== Segment start ==
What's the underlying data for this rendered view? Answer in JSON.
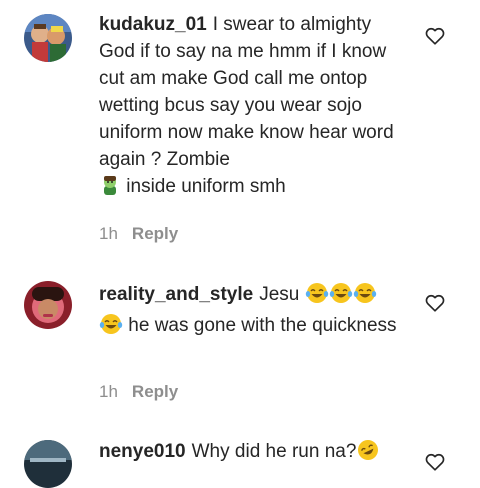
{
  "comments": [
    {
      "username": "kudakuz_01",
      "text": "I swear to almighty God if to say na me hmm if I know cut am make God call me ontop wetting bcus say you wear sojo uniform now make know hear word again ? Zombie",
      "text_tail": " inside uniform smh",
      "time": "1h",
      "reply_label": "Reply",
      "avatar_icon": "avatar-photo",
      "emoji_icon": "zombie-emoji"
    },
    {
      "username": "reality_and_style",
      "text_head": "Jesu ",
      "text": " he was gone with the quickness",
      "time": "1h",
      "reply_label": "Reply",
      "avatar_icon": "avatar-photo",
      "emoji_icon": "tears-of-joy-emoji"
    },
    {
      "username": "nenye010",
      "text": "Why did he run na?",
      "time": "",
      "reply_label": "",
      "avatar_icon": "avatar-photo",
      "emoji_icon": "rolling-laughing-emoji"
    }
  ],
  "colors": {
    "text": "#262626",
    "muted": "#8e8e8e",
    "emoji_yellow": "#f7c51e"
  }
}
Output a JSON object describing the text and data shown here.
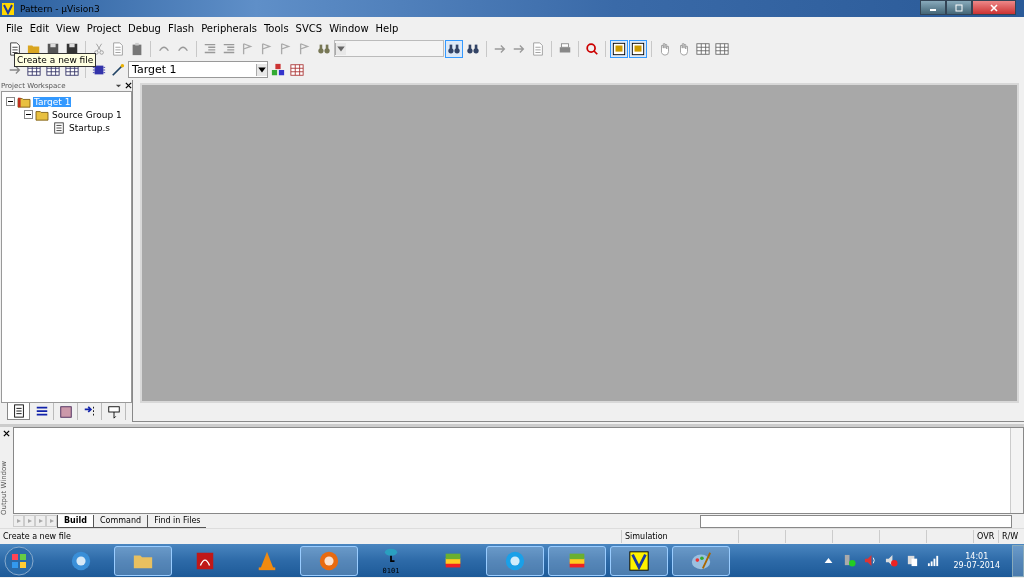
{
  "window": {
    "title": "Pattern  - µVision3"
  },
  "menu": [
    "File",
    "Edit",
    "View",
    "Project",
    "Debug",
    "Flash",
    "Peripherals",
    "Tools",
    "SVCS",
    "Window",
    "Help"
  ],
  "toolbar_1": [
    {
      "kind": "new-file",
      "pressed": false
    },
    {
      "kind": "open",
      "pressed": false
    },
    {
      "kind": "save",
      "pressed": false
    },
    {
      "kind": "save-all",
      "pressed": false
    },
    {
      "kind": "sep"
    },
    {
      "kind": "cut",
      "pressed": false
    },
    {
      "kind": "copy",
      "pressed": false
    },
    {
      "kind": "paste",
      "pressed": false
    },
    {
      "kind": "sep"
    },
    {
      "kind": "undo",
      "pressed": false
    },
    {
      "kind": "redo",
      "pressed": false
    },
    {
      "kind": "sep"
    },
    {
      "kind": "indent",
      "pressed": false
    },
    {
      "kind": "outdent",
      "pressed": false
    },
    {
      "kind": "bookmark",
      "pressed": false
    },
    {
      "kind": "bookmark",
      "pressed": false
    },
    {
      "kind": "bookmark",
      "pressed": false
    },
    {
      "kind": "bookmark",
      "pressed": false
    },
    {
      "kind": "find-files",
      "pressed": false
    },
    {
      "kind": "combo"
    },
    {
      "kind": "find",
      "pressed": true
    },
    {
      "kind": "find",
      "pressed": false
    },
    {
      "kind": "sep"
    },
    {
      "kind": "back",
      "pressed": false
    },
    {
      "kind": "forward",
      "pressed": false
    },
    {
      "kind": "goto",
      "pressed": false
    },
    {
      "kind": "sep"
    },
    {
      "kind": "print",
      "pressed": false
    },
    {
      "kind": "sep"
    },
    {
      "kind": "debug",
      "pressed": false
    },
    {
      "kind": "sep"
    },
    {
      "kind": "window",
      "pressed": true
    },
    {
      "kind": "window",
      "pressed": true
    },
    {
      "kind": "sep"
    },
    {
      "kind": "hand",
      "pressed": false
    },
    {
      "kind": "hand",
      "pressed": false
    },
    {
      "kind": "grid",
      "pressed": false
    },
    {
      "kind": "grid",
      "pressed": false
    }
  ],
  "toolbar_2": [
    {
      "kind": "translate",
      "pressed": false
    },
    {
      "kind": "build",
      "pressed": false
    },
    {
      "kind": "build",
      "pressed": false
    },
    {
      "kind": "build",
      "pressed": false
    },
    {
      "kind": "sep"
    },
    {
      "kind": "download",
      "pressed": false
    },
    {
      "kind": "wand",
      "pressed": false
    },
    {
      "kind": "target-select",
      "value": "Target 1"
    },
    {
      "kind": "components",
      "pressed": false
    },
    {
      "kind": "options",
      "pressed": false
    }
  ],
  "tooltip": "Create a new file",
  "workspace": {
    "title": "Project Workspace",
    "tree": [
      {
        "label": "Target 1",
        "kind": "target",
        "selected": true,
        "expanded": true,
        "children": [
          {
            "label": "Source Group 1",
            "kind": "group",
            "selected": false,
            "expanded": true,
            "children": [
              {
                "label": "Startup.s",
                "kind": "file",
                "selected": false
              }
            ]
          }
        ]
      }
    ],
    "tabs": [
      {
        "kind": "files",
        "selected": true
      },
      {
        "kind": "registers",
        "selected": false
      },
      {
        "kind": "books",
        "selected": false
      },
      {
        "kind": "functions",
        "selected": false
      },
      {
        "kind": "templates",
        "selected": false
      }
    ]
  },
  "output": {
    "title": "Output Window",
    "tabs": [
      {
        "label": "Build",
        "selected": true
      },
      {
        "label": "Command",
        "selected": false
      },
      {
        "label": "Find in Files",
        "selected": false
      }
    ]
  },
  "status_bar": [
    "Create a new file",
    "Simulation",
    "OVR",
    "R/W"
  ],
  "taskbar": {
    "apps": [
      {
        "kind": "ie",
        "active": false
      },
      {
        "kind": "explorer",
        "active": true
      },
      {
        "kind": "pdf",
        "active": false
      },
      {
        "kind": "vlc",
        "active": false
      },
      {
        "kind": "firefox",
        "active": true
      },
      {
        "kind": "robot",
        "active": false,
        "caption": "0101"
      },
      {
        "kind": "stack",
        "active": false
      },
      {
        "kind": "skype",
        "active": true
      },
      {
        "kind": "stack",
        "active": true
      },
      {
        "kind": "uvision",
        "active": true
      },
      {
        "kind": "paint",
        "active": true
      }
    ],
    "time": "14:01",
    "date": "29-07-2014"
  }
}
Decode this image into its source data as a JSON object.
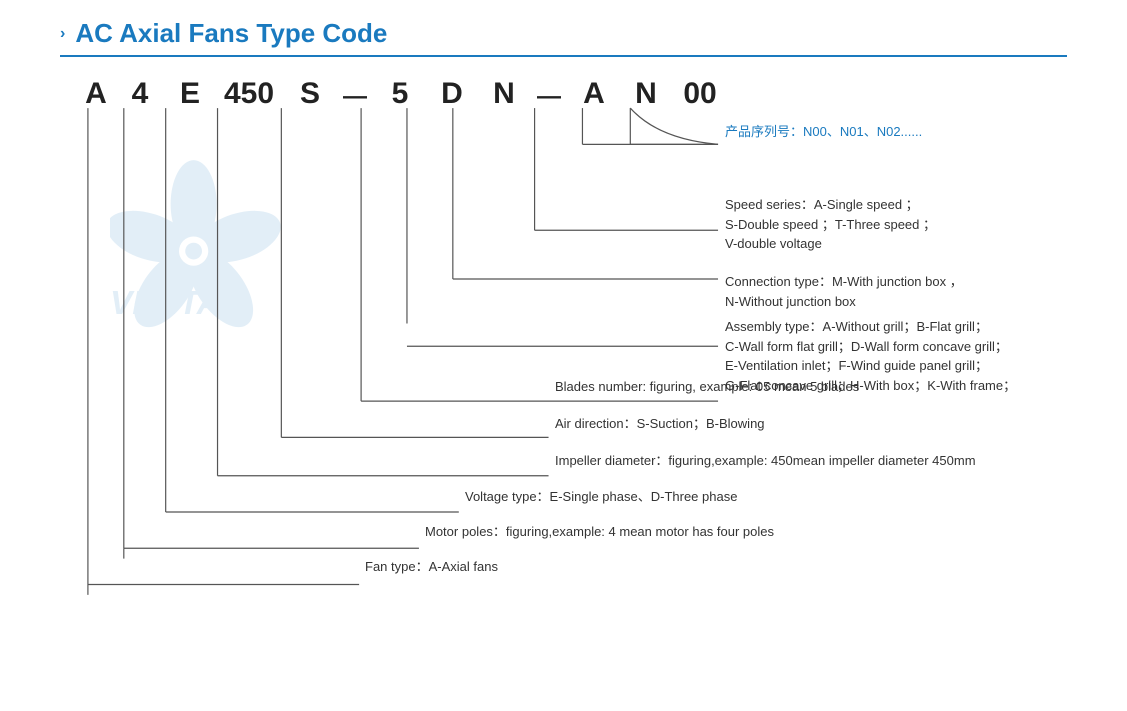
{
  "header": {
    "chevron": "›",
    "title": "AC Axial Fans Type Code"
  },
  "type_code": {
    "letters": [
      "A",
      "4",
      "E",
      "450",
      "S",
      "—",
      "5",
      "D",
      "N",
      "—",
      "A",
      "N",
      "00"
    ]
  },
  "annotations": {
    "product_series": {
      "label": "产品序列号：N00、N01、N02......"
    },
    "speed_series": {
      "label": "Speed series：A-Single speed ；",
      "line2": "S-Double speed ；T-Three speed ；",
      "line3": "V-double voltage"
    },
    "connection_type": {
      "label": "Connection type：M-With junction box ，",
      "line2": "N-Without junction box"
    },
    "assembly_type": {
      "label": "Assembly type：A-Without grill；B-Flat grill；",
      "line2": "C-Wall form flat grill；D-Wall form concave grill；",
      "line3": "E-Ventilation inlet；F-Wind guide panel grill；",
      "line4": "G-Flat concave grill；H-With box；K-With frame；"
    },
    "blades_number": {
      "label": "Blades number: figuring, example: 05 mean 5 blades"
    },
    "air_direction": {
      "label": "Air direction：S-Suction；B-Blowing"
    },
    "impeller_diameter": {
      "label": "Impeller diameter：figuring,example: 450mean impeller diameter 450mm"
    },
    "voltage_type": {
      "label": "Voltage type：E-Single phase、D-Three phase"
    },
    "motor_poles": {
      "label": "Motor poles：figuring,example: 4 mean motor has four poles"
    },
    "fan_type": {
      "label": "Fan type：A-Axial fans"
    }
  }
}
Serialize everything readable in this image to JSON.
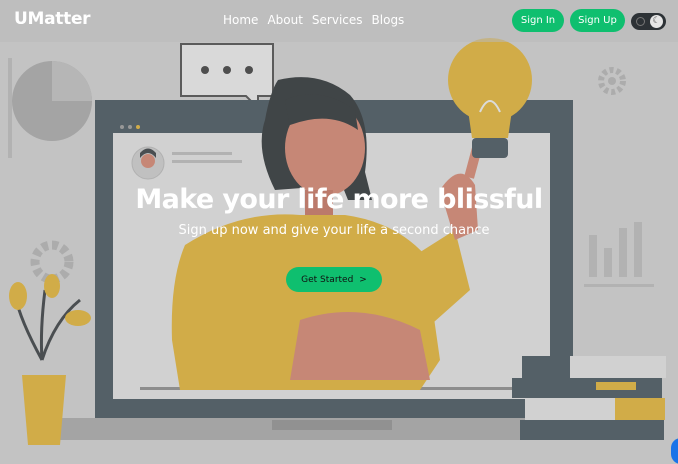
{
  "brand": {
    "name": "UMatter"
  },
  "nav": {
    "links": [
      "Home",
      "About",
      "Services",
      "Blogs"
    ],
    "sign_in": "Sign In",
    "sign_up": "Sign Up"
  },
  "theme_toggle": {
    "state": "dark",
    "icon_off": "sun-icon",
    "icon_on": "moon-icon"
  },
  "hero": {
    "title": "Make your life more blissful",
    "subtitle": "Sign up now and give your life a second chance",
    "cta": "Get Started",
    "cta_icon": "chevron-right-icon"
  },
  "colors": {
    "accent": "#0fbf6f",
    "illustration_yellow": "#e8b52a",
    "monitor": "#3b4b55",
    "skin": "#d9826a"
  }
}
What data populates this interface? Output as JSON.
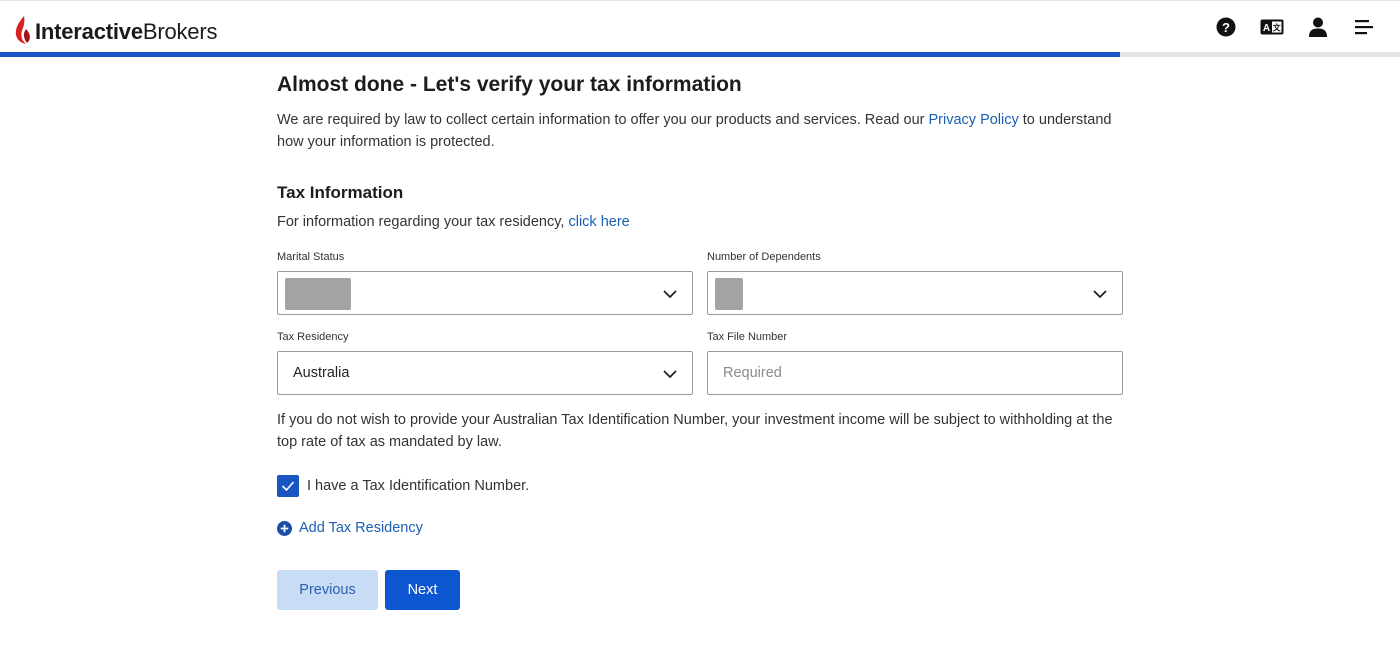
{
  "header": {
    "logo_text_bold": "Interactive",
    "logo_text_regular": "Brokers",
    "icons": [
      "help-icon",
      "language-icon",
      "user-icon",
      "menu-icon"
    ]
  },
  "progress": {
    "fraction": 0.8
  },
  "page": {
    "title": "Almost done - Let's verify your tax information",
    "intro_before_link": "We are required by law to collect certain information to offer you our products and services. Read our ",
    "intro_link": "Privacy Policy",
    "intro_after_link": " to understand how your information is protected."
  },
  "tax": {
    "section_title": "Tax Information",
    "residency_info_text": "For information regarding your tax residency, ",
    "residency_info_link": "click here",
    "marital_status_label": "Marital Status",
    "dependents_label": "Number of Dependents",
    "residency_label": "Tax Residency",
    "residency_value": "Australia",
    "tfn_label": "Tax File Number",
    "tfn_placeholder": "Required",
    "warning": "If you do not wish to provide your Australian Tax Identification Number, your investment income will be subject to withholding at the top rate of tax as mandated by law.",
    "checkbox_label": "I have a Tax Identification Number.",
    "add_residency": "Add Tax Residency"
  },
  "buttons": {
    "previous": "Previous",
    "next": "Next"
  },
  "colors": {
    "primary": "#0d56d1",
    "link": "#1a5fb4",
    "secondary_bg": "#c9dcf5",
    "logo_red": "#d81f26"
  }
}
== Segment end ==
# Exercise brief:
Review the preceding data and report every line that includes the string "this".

# Response below:
What's the underlying data for this rendered view? Answer in JSON.
Decode this image into its source data as a JSON object.
Serialize everything readable in this image to JSON.
What data populates this interface? Output as JSON.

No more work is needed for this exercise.